Questionable Allies: British Collaboration with Apartheid South Africa, 1960–90
In 2022, Sam Matthews Boehmer won the inaugural Global History dissertation prize, awarded to the best Warwick UG dissertation in the field of global history. His winning dissertation has now been published in the International History Review,Link opens in a new window and can be found hereLink opens in a new window.
Ceteris Never Paribus: The History of Economic Thought Podcast: Slavery, Capitalism and the Industrial Revolution
Maxine Berg (Warwick University) and Pat Hudson (Cardiff University) discuss their recent book, on the role of slavery in capitalist development and the British industrial revolution, on "Ceteris Never Paribus: The History of Economic Thought Podcast". Host and Producer: Maria Bach (Centre Walras-Pareto, University of Lausanne). Listen here.
Slavery, Capitalism and the Industrial Revolution

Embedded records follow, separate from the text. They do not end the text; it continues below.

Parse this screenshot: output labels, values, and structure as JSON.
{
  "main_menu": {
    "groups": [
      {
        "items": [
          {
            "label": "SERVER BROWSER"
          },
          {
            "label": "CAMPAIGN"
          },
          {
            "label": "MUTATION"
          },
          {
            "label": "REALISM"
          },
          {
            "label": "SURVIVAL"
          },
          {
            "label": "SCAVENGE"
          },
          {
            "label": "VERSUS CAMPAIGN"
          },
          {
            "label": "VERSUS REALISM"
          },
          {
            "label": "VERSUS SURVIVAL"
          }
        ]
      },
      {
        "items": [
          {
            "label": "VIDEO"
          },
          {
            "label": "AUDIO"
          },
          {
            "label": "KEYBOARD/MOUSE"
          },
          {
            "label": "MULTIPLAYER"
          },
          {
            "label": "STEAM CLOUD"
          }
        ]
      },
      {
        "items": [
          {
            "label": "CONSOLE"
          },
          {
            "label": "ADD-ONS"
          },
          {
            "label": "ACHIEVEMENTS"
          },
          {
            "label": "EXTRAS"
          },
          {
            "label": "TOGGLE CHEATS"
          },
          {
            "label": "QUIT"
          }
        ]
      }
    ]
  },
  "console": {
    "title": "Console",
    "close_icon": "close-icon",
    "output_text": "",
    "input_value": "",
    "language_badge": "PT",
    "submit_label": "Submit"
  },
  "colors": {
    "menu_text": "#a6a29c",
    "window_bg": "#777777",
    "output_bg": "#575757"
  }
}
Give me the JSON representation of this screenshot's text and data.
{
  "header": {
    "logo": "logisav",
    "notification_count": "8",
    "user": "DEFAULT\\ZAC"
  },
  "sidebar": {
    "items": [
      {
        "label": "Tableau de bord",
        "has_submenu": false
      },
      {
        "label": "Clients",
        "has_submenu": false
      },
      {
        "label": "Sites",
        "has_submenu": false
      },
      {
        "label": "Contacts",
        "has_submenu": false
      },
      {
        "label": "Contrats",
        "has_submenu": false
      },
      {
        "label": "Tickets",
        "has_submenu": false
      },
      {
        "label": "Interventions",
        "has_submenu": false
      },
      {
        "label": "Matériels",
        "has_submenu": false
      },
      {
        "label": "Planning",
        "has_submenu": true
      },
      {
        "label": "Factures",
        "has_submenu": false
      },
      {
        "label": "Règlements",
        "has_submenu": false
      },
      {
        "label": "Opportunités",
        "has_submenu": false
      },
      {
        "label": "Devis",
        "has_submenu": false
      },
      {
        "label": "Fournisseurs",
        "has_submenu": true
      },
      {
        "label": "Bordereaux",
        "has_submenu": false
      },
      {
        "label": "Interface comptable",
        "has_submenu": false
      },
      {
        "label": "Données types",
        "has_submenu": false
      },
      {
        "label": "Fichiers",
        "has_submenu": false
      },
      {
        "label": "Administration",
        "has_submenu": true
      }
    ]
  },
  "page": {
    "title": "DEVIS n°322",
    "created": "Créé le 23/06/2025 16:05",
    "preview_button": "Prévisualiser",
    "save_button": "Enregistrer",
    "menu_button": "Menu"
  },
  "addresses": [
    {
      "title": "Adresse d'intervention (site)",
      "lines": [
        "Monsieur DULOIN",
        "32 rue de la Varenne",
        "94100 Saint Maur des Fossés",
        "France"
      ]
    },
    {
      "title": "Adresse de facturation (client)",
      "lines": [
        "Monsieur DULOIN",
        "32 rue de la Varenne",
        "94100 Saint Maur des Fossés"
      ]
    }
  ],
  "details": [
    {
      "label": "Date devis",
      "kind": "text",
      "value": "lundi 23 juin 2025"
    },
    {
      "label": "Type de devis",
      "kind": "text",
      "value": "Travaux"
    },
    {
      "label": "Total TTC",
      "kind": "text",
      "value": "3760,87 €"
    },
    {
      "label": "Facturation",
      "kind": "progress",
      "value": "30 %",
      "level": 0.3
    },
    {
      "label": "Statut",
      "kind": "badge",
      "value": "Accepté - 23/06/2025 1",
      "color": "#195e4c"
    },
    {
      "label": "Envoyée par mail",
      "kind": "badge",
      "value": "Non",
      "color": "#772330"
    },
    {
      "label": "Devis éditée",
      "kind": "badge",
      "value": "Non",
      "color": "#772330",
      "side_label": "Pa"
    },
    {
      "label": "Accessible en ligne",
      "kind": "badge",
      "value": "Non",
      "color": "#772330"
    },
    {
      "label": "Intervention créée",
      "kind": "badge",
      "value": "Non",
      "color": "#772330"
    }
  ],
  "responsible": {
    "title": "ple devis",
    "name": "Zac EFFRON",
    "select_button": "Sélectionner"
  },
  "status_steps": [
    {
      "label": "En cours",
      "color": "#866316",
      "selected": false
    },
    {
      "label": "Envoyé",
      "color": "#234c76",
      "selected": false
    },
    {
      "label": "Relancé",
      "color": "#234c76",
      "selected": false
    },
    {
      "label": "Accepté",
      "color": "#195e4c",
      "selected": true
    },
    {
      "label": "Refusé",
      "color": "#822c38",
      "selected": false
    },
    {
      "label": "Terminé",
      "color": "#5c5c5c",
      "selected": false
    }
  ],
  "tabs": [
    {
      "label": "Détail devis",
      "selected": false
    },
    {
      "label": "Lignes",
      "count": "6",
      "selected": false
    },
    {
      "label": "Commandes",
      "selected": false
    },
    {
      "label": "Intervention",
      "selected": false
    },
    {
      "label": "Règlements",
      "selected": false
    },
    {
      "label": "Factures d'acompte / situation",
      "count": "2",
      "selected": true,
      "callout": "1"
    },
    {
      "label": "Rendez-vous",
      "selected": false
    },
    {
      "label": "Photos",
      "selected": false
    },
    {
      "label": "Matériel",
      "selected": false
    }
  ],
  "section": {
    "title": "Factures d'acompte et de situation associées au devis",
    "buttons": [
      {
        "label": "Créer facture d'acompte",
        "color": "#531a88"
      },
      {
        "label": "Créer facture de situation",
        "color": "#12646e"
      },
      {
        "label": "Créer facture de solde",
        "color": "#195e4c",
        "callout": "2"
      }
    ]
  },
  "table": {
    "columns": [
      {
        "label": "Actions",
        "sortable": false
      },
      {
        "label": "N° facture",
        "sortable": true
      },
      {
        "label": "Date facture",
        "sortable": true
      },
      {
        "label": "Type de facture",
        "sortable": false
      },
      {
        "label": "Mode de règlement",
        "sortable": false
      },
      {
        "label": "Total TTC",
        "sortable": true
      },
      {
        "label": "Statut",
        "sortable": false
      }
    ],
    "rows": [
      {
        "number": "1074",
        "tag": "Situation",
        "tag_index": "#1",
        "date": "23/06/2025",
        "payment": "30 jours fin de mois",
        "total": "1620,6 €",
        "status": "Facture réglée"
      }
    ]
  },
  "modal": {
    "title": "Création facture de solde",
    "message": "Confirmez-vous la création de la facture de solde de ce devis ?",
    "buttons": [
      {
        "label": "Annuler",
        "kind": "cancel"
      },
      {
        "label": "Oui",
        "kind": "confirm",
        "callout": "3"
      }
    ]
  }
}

We are delighted to announce the publication of Slavery, Capitalism and the Industrial Revolution Link opens in a new window(Polity Press) by Maxine Berg and Pat Hudson. The role of slavery in driving Britain's economic development is often debated, but seldom given a central place. In their remarkable new book, Maxine Berg and Pat Hudson ‘follow the money’ to document in revealing detail the role of slavery in the making of Britain’s industrial revolution. Slavery was not just a source of wealth for a narrow circle of slave owners who built grand country houses and filled them with luxuries. The forces set in motion by the slave and plantation trades seeped into almost every aspect of the economy and society.
GHCC PG blog
As you may be aware, the Global History and Culture Centre has run a series of blog posts showcasing postgraduate research in global history. You can find the posts here. Following the success of previous paid initiative, we would like to issue another call for contributions. Each successful applicant will be paid a maximum of £250 for their contribution (based on a short-term appointment via Unitemps) upon the publication of a short blog entry, to be written by you, about a topic of your choice. This might be related to your research, or something tangentially connected to your research, or a reworked part of an essay you have already submitted, but it might also review a relevant book or feature an interview. The choice is yours, but you need to make a case to us why this is a suitable piece to publish on our GHCC blog. If you can explain in which way your proposed piece is global, this will count in your favour, but we accept a broad interpretation of what constitutes ‘the global’. The piece should be short (c. 1,000 words) and should have some images, a short blurb and a brief bio statement attached. Please submit your applications no later than Monday 27 February 2023.
An application form can be found here, please submit it to Amy.Evans@warwick.ac.uk
Over the past two decades the field of Global History has become firmly embedded within the historical discipline. However, it has been less successful in moving beyond a Euro-American institutional rootedness and intellectual orientation. Critics have pointed to the Eurocentricity of its conceptual frameworks; the dominance of Anglophone scholarship produced by Global North-based researchers and presses; and the marginalisation of actors, concepts, and perspectives originating in the Global South. Taking these criticisms as a point of departure, this summer school seeks to question what Global History is primarily about, who it is written by, and who it is written for. By questioning the epistemic inequalities and exclusionary processes that shape the field, and considering actors, conceptual tools and historical positions that originate from different parts of the world, we aim to outline a global history that is meaningfully shaped by perspectives from the Global South.